Thailand is temporarily halting exemptions from a 14-day quarantine given to some groups of foreigners, following two separate incidents of possible Covid-19 exposure to the community.
Contact tracing teams are tracking steps of an Egyptian air force member and a daughter of a Sudanese diplomat; both tested positive for the virus.
They entered Thailand but were exempted from a mandatory quarantine at state facilities. The Egyptian was on a short visit and has since left the country, while the nine-year-old girl is still in Thailand.
Thailand has reported 3,227 coronavirus cases, including 58 fatalities. Over the past 50 days, no new cases from local transmission have been detected, but the recent incidents have put health authorities and the public on alert.
“It shouldn’t have happened,” Prime Minister Prayuth Chan-Ocha said at a briefing on Tuesday. “It’s an unforeseen event. It’s affected confidence and safety of the people. I’m worried that some of us are not taking control measures seriously enough.”

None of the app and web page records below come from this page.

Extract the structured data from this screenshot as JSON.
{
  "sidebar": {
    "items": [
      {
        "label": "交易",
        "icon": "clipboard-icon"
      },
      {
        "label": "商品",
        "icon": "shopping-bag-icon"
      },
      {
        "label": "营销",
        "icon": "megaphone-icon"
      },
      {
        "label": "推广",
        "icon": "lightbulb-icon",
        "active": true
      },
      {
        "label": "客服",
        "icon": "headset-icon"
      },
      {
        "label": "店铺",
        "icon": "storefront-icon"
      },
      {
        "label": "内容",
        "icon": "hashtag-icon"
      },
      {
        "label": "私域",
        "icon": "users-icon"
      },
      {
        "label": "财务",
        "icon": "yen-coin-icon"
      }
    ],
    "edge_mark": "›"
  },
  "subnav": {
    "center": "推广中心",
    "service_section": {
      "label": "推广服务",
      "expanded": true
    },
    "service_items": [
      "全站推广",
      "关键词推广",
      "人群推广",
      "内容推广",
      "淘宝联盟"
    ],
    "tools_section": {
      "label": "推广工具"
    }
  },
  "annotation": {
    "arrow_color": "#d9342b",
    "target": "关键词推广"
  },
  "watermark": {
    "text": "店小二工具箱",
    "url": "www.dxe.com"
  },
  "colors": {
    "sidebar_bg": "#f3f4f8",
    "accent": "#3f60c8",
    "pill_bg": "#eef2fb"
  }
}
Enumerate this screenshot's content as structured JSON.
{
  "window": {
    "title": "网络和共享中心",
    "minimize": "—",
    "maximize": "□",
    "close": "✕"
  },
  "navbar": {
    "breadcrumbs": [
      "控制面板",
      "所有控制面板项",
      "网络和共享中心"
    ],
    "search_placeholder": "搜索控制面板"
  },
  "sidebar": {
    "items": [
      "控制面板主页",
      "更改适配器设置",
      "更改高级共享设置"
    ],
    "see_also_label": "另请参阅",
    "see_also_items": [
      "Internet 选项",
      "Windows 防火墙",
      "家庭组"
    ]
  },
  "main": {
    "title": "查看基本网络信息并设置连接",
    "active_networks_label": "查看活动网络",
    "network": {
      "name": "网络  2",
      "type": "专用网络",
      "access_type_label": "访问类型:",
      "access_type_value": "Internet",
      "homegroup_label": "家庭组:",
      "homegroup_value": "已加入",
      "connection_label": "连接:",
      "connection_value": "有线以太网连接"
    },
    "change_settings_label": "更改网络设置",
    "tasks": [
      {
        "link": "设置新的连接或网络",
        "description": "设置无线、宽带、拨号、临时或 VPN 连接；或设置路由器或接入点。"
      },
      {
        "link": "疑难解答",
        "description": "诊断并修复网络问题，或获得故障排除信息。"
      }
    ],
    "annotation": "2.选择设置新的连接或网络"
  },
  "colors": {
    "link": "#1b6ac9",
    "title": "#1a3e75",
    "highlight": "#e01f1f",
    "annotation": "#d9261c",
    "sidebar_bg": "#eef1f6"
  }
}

Hotel workers and taxi drivers who came into contact with the Egyptian, are now in quarantine, said Taweesilp Witsanuyotin, a spokesman for the Covid-19 center.
Several schools in Rayong province, where the air force staffer stayed, were shuttered on Tuesday.

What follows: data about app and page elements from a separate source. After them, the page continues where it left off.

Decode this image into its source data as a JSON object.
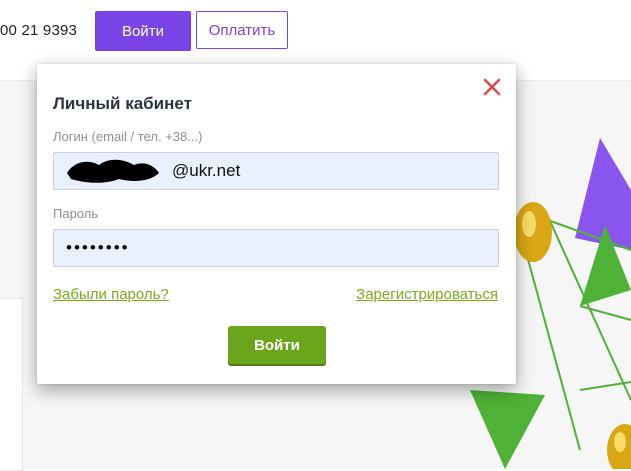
{
  "header": {
    "phone": "00 21 9393",
    "login_label": "Войти",
    "pay_label": "Оплатить"
  },
  "modal": {
    "title": "Личный кабинет",
    "login_label": "Логин (email / тел. +38...)",
    "login_value": "@ukr.net",
    "password_label": "Пароль",
    "password_value": "••••••••",
    "forgot_link": "Забыли пароль?",
    "register_link": "Зарегистрироваться",
    "submit_label": "Войти",
    "close_icon": "close-icon"
  },
  "colors": {
    "primary_purple": "#7a43e6",
    "accent_green": "#6aa51b",
    "link_green": "#7aab18",
    "close_red": "#e04848",
    "input_bg": "#e8f0fe"
  }
}
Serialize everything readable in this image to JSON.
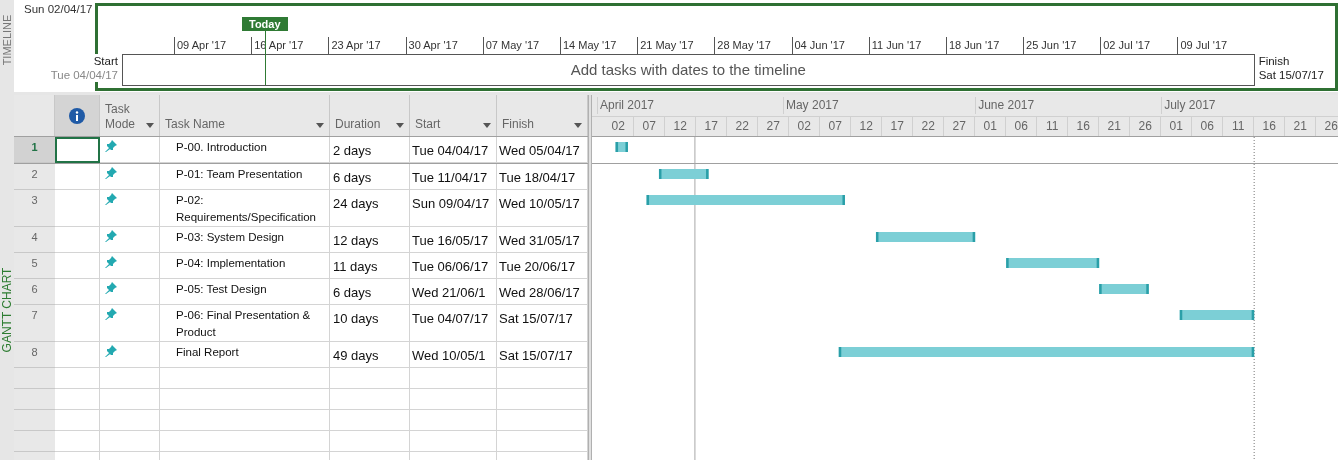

Moreover, at least 1,000 people who were at a local mall at the same time he visited will be notified via a contact-tracing application.
“We have to rethink measures for foreigners who are allowed to enter Thailand, with no exceptions for military or diplomats,” said Natthapol Nakpanich, deputy army chief.

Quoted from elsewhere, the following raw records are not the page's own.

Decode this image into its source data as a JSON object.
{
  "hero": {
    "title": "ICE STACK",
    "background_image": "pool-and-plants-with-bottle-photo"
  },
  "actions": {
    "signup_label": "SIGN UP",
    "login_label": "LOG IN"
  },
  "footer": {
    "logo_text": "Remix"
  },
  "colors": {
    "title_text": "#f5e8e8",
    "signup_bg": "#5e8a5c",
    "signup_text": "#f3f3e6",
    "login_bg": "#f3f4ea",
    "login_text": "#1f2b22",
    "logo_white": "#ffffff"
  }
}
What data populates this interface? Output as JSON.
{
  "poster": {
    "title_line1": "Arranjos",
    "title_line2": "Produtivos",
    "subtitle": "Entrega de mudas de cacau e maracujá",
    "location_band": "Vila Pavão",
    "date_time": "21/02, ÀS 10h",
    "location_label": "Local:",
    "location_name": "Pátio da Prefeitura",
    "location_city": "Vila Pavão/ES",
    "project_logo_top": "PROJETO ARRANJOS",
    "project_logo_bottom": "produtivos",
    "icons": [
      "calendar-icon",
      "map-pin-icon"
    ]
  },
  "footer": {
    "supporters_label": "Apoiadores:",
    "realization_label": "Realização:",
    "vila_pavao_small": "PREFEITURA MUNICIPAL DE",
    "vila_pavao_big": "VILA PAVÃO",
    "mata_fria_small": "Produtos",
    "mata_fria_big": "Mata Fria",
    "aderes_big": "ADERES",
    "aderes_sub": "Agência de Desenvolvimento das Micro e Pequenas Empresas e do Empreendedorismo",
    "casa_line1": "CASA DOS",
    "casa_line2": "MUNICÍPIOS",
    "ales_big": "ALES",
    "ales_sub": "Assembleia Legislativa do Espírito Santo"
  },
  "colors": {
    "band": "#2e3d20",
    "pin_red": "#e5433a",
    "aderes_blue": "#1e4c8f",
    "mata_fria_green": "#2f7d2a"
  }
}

Permits for eight flights for the Egyptian air force in July will be revoked, while new measures are being considered for foreign diplomats and their families.
Thailand’s borders remain closed for most foreigners. Exceptions are given to some people on business trips, those with work permits and people seeking medical treatment
Some people are expressing concern that the Thai government is maneuvering towards a second, catastrophic lockdown, despite doing nothing about the thousands of deaths caused by air pollution in the capital city.
What, they wonder, is so much more dangerous about COVID-19?
Reliant on tourism and exports, Thailand faces one of Asia’s worst economic contractions this year, with the central bank predicts gross domestic product will shrink by a record 8.1%.